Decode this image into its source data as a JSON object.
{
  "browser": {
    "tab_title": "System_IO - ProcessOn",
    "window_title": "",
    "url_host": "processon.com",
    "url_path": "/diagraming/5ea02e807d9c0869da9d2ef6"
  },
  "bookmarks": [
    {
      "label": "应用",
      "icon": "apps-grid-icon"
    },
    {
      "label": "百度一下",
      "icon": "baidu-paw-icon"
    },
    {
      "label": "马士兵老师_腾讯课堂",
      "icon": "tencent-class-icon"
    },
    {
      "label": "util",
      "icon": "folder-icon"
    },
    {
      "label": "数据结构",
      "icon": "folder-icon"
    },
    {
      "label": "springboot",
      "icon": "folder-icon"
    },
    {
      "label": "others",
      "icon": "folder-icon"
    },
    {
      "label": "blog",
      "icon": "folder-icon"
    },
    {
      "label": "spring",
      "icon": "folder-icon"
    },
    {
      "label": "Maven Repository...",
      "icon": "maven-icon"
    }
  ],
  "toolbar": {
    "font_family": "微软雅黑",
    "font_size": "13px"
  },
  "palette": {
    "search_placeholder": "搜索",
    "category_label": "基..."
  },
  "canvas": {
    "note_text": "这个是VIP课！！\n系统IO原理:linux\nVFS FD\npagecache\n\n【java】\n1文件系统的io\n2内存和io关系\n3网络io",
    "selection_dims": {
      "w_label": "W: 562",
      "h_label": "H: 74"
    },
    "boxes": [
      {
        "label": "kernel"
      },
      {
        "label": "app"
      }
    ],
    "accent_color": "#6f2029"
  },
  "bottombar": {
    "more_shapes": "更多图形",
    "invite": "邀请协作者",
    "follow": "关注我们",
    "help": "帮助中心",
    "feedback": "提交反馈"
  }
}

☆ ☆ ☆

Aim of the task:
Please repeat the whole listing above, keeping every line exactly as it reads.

Output of the exercise:
Decode this image into its source data as a JSON object.
{
  "browser": {
    "tab_title": "System_IO - ProcessOn",
    "window_title": "",
    "url_host": "processon.com",
    "url_path": "/diagraming/5ea02e807d9c0869da9d2ef6"
  },
  "bookmarks": [
    {
      "label": "应用",
      "icon": "apps-grid-icon"
    },
    {
      "label": "百度一下",
      "icon": "baidu-paw-icon"
    },
    {
      "label": "马士兵老师_腾讯课堂",
      "icon": "tencent-class-icon"
    },
    {
      "label": "util",
      "icon": "folder-icon"
    },
    {
      "label": "数据结构",
      "icon": "folder-icon"
    },
    {
      "label": "springboot",
      "icon": "folder-icon"
    },
    {
      "label": "others",
      "icon": "folder-icon"
    },
    {
      "label": "blog",
      "icon": "folder-icon"
    },
    {
      "label": "spring",
      "icon": "folder-icon"
    },
    {
      "label": "Maven Repository...",
      "icon": "maven-icon"
    }
  ],
  "toolbar": {
    "font_family": "微软雅黑",
    "font_size": "13px"
  },
  "palette": {
    "search_placeholder": "搜索",
    "category_label": "基..."
  },
  "canvas": {
    "note_text": "这个是VIP课！！\n系统IO原理:linux\nVFS FD\npagecache\n\n【java】\n1文件系统的io\n2内存和io关系\n3网络io",
    "selection_dims": {
      "w_label": "W: 562",
      "h_label": "H: 74"
    },
    "boxes": [
      {
        "label": "kernel"
      },
      {
        "label": "app"
      }
    ],
    "accent_color": "#6f2029"
  },
  "bottombar": {
    "more_shapes": "更多图形",
    "invite": "邀请协作者",
    "follow": "关注我们",
    "help": "帮助中心",
    "feedback": "提交反馈"
  }
}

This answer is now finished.